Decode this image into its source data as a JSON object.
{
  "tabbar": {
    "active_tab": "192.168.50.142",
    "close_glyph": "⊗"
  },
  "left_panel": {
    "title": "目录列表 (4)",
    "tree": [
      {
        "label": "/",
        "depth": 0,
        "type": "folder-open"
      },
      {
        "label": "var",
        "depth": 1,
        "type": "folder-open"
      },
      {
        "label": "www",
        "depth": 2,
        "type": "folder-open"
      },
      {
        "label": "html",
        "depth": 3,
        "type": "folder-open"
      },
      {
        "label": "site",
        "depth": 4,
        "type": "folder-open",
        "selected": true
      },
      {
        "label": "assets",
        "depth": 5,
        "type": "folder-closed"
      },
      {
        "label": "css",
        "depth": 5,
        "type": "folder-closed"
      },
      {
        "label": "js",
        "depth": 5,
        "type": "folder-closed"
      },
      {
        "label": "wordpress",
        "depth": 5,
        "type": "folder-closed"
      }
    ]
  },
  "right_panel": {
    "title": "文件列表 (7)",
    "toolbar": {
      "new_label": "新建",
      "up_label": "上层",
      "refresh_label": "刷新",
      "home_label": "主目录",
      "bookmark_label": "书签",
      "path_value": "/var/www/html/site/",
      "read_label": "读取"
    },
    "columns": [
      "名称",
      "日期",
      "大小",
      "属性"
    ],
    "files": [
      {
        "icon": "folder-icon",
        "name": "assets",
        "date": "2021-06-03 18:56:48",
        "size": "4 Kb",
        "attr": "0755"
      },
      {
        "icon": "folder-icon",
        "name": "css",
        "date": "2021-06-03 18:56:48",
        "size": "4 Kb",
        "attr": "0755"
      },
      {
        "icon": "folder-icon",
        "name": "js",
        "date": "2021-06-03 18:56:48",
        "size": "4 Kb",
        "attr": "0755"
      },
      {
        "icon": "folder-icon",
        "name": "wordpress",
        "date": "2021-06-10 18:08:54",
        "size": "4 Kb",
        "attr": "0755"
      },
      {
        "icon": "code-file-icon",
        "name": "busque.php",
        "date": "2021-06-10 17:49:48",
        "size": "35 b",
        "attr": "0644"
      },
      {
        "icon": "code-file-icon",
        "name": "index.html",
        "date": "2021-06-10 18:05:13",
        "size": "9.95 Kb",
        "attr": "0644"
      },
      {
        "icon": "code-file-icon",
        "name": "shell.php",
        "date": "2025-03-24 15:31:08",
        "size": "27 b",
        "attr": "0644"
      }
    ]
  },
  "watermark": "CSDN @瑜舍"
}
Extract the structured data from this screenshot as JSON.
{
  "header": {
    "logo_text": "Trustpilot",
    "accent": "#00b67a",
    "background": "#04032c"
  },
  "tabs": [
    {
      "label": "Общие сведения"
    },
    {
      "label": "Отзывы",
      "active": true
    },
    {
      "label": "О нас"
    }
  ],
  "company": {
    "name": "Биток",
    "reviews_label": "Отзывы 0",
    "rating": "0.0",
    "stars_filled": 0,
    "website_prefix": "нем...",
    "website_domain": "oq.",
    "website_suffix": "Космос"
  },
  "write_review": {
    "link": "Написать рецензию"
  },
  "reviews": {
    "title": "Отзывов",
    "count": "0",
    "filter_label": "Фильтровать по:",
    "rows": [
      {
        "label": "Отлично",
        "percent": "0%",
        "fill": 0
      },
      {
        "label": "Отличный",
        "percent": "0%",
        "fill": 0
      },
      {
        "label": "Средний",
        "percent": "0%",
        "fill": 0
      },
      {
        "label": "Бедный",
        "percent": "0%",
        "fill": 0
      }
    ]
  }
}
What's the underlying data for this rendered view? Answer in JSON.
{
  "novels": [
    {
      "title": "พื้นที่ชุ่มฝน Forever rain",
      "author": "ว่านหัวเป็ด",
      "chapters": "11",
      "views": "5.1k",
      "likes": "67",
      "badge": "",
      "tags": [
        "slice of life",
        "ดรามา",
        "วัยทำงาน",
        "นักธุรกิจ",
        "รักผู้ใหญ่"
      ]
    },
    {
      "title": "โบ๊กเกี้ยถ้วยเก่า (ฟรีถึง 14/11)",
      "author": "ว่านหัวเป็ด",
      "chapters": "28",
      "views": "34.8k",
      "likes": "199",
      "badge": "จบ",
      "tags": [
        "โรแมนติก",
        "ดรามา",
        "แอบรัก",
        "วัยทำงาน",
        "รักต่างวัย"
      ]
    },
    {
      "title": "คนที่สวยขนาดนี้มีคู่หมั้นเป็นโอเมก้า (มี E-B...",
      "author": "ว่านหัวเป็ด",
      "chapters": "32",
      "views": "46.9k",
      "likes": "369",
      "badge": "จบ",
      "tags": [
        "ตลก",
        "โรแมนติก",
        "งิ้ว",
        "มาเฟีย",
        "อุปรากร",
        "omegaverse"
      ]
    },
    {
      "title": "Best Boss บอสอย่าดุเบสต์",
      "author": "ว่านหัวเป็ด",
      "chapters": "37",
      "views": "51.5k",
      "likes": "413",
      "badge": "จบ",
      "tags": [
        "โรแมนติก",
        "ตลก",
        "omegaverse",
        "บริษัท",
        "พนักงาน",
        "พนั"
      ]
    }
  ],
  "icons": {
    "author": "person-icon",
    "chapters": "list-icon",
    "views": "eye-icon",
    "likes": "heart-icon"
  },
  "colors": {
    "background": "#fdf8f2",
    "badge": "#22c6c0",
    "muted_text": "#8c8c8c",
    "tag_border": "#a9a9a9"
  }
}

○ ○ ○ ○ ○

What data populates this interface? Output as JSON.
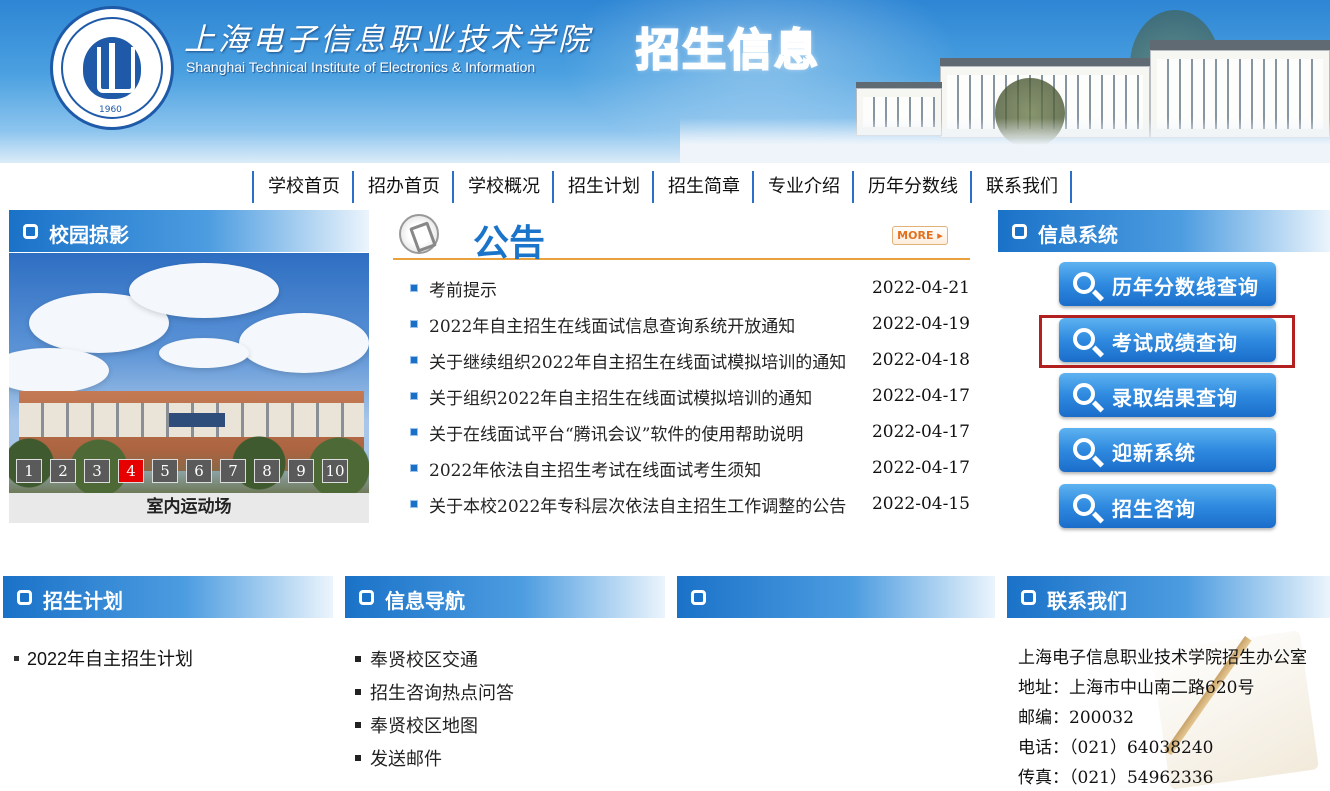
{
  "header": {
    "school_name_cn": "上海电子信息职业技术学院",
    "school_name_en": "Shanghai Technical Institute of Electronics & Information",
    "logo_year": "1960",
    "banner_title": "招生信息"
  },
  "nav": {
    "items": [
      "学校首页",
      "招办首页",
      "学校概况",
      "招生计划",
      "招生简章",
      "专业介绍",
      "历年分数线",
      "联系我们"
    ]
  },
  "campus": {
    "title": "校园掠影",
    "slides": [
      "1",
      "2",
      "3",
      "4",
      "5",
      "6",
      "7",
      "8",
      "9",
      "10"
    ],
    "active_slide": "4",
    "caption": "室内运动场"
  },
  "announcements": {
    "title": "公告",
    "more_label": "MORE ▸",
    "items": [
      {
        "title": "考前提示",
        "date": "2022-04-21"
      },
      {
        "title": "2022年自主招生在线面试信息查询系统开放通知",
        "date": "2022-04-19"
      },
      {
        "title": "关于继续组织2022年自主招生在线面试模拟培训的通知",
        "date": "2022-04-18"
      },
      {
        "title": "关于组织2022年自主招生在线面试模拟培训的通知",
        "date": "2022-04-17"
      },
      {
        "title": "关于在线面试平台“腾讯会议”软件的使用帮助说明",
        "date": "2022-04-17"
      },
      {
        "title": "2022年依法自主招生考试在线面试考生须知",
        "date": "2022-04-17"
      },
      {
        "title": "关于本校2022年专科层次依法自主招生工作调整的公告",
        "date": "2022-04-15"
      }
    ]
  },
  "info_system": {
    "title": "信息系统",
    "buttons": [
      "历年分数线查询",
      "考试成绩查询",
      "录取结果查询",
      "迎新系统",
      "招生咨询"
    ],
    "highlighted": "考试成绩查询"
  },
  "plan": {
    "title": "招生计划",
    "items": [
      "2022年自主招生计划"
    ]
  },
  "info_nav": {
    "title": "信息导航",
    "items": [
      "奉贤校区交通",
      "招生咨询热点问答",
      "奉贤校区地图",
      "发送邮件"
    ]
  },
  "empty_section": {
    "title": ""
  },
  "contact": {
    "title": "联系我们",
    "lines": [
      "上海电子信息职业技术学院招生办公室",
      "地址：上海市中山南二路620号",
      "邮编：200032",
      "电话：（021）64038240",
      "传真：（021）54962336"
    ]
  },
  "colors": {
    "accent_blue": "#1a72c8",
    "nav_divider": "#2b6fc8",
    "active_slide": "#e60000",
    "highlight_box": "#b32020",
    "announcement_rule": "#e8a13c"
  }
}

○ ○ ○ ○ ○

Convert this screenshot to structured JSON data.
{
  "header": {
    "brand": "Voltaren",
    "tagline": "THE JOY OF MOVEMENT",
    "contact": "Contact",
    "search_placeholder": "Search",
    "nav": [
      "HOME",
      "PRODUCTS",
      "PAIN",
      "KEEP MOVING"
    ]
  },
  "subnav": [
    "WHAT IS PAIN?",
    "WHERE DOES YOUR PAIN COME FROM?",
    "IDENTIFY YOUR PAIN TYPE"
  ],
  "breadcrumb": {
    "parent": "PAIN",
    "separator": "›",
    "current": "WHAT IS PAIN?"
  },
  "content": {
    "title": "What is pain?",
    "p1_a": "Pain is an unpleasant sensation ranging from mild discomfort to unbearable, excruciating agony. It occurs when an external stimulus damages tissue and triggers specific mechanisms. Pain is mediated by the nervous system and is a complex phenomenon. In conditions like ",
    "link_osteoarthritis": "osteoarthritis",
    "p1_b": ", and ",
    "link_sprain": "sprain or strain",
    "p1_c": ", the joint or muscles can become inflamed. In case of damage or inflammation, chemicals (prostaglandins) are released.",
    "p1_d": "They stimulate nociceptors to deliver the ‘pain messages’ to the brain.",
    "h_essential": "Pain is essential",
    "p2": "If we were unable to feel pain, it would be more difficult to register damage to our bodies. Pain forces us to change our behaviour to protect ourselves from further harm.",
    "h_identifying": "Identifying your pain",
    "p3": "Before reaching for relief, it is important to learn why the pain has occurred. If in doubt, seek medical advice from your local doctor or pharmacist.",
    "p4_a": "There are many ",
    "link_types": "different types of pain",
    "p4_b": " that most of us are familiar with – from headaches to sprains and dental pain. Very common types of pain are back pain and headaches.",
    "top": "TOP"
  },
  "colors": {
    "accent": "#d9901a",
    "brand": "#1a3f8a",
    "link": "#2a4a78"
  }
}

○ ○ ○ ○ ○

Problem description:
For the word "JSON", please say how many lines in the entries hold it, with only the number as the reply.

Task result:
5